(Excerpts from an interface dataset)
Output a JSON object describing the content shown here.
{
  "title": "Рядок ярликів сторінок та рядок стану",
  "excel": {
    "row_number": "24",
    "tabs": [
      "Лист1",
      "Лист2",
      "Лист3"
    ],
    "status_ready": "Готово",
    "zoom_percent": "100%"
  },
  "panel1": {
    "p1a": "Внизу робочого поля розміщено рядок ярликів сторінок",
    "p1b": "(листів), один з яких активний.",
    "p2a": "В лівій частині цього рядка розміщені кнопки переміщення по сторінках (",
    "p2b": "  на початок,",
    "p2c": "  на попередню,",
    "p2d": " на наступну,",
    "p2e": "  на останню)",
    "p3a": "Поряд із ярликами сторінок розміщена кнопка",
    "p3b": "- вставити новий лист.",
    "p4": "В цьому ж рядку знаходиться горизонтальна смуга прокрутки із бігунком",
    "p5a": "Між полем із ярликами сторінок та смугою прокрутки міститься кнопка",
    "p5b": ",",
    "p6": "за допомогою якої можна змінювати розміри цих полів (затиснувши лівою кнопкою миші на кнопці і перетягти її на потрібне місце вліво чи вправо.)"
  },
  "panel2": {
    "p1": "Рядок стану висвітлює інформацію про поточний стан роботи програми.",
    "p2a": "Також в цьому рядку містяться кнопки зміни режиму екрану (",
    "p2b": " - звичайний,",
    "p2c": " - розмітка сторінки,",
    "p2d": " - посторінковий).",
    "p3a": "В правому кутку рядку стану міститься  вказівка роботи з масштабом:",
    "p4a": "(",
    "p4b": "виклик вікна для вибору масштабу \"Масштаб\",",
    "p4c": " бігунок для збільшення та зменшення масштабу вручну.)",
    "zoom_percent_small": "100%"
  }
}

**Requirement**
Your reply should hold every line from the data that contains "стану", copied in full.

**Response area**
  "title": "Рядок ярликів сторінок та рядок стану",
    "p1": "Рядок стану висвітлює інформацію про поточний стан роботи програми.",
    "p3a": "В правому кутку рядку стану міститься  вказівка роботи з масштабом:",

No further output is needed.